Extra-firm tofu is similar to firm, only with less moisture and a firmer, almost meaty texture. Extra-firm tofu is best for frying and sauteing. In general, firm and extra-firm varieties are interchangeable.
Firmer types of tofu can be cut into cubes or crumbled like cheese. You can saute tofu plain to achieve a crisp browned exterior, or marinate tofu to infuse it with flavor.
Is Tofu Good for You?
Generally speaking, yes. Tofu is a nutrient-rich staple in diets around the world. It’s a great source of protein, fiber, iron and calcium, as well as being low in fat and cholesterol-free. It’s thought that tofu can also help protect against certain cancers and benefit your heart.
But soy doesn’t have the greatest reputation—no matter how it’s being consumed. While there is no solid conclusion regarding the health drawbacks of soy or GMOs, we suggest opting for organic, non-GMO tofu whenever possible and chatting with your doctor or a nutritionist if you’re concerned.

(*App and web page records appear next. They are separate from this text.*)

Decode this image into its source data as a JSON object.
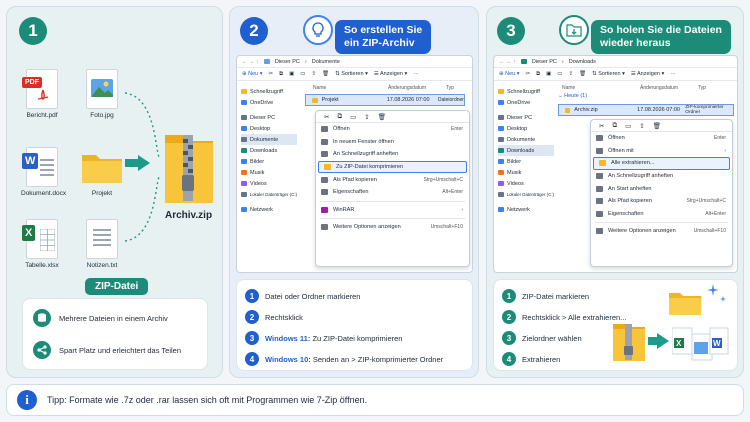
{
  "colors": {
    "green": "#1c8c78",
    "blue": "#1f5fcf",
    "accent_orange": "#f5b82a"
  },
  "panel1": {
    "number": "1",
    "files": [
      {
        "label": "Bericht.pdf",
        "badge": "PDF",
        "icon": "pdf-icon"
      },
      {
        "label": "Foto.jpg",
        "icon": "image-icon"
      },
      {
        "label": "Dokument.docx",
        "badge": "W",
        "icon": "word-icon"
      },
      {
        "label": "Projekt",
        "icon": "folder-icon"
      },
      {
        "label": "Tabelle.xlsx",
        "badge": "X",
        "icon": "excel-icon"
      },
      {
        "label": "Notizen.txt",
        "icon": "text-file-icon"
      }
    ],
    "zip_label": "Archiv.zip",
    "section_title": "ZIP-Datei",
    "features": [
      "Mehrere Dateien in einem Archiv",
      "Spart Platz und erleichtert das Teilen"
    ]
  },
  "panel2": {
    "number": "2",
    "title_line1": "So erstellen Sie",
    "title_line2": "ein ZIP-Archiv",
    "explorer": {
      "path_root": "Dieser PC",
      "path_folder": "Dokumente",
      "new": "Neu",
      "sort": "Sortieren",
      "view": "Anzeigen",
      "sidebar": [
        "Schnellzugriff",
        "OneDrive",
        "Dieser PC",
        "Desktop",
        "Dokumente",
        "Downloads",
        "Bilder",
        "Musik",
        "Videos",
        "Lokaler Datenträger (C:)",
        "Netzwerk"
      ],
      "col_name": "Name",
      "col_date": "Änderungsdatum",
      "col_type": "Typ",
      "selected": {
        "name": "Projekt",
        "date": "17.08.2026 07:00",
        "type": "Dateiordner"
      },
      "menu": [
        {
          "label": "Öffnen",
          "shortcut": "Enter"
        },
        {
          "label": "In neuem Fenster öffnen",
          "shortcut": ""
        },
        {
          "label": "An Schnellzugriff anheften",
          "shortcut": ""
        },
        {
          "label": "Zu ZIP-Datei komprimieren",
          "shortcut": ""
        },
        {
          "label": "Als Pfad kopieren",
          "shortcut": "Strg+Umschalt+C"
        },
        {
          "label": "Eigenschaften",
          "shortcut": "Alt+Enter"
        },
        {
          "label": "WinRAR",
          "shortcut": ""
        },
        {
          "label": "Weitere Optionen anzeigen",
          "shortcut": "Umschalt+F10"
        }
      ]
    },
    "steps": [
      {
        "n": "1",
        "prefix": "",
        "text": "Datei oder Ordner markieren"
      },
      {
        "n": "2",
        "prefix": "",
        "text": "Rechtsklick"
      },
      {
        "n": "3",
        "prefix": "Windows 11:",
        "text": " Zu ZIP-Datei komprimieren"
      },
      {
        "n": "4",
        "prefix": "Windows 10:",
        "text": " Senden an > ZIP-komprimierter Ordner"
      }
    ]
  },
  "panel3": {
    "number": "3",
    "title_line1": "So holen Sie die Dateien",
    "title_line2": "wieder heraus",
    "explorer": {
      "path_root": "Dieser PC",
      "path_folder": "Downloads",
      "new": "Neu",
      "sort": "Sortieren",
      "view": "Anzeigen",
      "sidebar": [
        "Schnellzugriff",
        "OneDrive",
        "Dieser PC",
        "Desktop",
        "Dokumente",
        "Downloads",
        "Bilder",
        "Musik",
        "Videos",
        "Lokaler Datenträger (C:)",
        "Netzwerk"
      ],
      "col_name": "Name",
      "col_date": "Änderungsdatum",
      "col_type": "Typ",
      "group": "Heute (1)",
      "selected": {
        "name": "Archiv.zip",
        "date": "17.08.2026 07:00",
        "type": "ZIP-komprimierter Ordner"
      },
      "menu": [
        {
          "label": "Öffnen",
          "shortcut": "Enter"
        },
        {
          "label": "Öffnen mit",
          "shortcut": ""
        },
        {
          "label": "Alle extrahieren...",
          "shortcut": ""
        },
        {
          "label": "An Schnellzugriff anheften",
          "shortcut": ""
        },
        {
          "label": "An Start anheften",
          "shortcut": ""
        },
        {
          "label": "Als Pfad kopieren",
          "shortcut": "Strg+Umschalt+C"
        },
        {
          "label": "Eigenschaften",
          "shortcut": "Alt+Enter"
        },
        {
          "label": "Weitere Optionen anzeigen",
          "shortcut": "Umschalt+F10"
        }
      ]
    },
    "steps": [
      {
        "n": "1",
        "text": "ZIP-Datei markieren"
      },
      {
        "n": "2",
        "text": "Rechtsklick > Alle extrahieren..."
      },
      {
        "n": "3",
        "text": "Zielordner wählen"
      },
      {
        "n": "4",
        "text": "Extrahieren"
      }
    ]
  },
  "tip": {
    "text": "Tipp: Formate wie .7z oder .rar lassen sich oft mit Programmen wie 7-Zip öffnen."
  }
}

Tofu Nutritional Breakdown
According to our sister site The Healthy, a single serving of tofu (1.2 cups) contains:
Total fat: 5.9 g
Saturated fat: 0.9 g
Cholesterol: 0 mg
Carbohydrate: 2.3 g
Dietary fiber: 0.4
Protein: 10 g
Sodium: 8.7 mg
How to Cook with Tofu
Think of tofu as a sponge. It’s a blank canvas that soaks up sauces and spices, making it extremely versatile. When learning how to cook tofu, it’s crucial to remember that different types of tofu are cooked differently.
Tofu is generally packed in water to preserve its freshness, but the soft soy can soak up a lot of excess moisture. For silken tofu, that’s not generally an issue. But if you cook medium or firm tofu straight from the package, it will remain stubbornly soggy and pale, and won’t absorb as much flavor. Luckily, there’s a simple trick to expel excess water and ensure tofu browns well: Press the tofu. Skipping this step is a common mistake when cooking tofu, and it may make the difference between enjoying tofu and disliking it.
To press tofu, remove it from the package and put it on a cutting board lined with a paper towel. Top with another paper towel and then another cutting board or flat, sturdy surface. Set a heavy cast-iron pot or a few thick cookbooks on top. The weight will help squeeze liquid from the tofu. Leave it for about 15 or 20 minutes. Discard the wet paper towels and drain any excess water. The tofu is now ready to use in your recipe.
Tofu Recipes to Try at Home
Our most popular tofu recipes showcase the flexibility of this ingredient:
- Pair tofu with fresh veggies in a tasty Brussels sprouts stir-fry.
- Substitute tofu for chicken in these spicy Buffalo tofu wraps.
- Craving comfort food? You can’t go wrong with a tofu and vegetable potpie.
- Put silken tofu to work in this creamy mushroom soup.
- Sneak secret ingredient tofu into banana nut bread.
- Try an easy “better than egg” salad for lunch.
- Cube tofu and stir it into any curry recipe.
Where to Buy Tofu
You can pick up tofu along with your other plant-based groceries. Tofu can be found at specialty stores, like local co-ops and vegan shops, but it should be readily available at your supermarket, too. Tofu is often shelved in the produce section or in a natural foods section of the store. It’s typically refrigerated, but there are a few shelf-stable varieties as well.
When buying tofu, check that the package is heavy. Refrigerated tofu is stored in water, so if your container feels light, it’s likely been damaged during transport. Then check the date to ensure your tofu is fresh.
Here are some of our favorite brands to look for:
- Nasoya: A go-to name brand, Nasoya tofu is both organic and verified non-GMO.
- Trader Joe’s: Your local TJ’s carries a wide variety of tofu, including organic and high protein.
- Simple Soyman: Handmade in Milwaukee, you can rest easy knowing this brand’s tofu is, well, simple.
For the best (and often freshest) selection, check out an Asian market near you.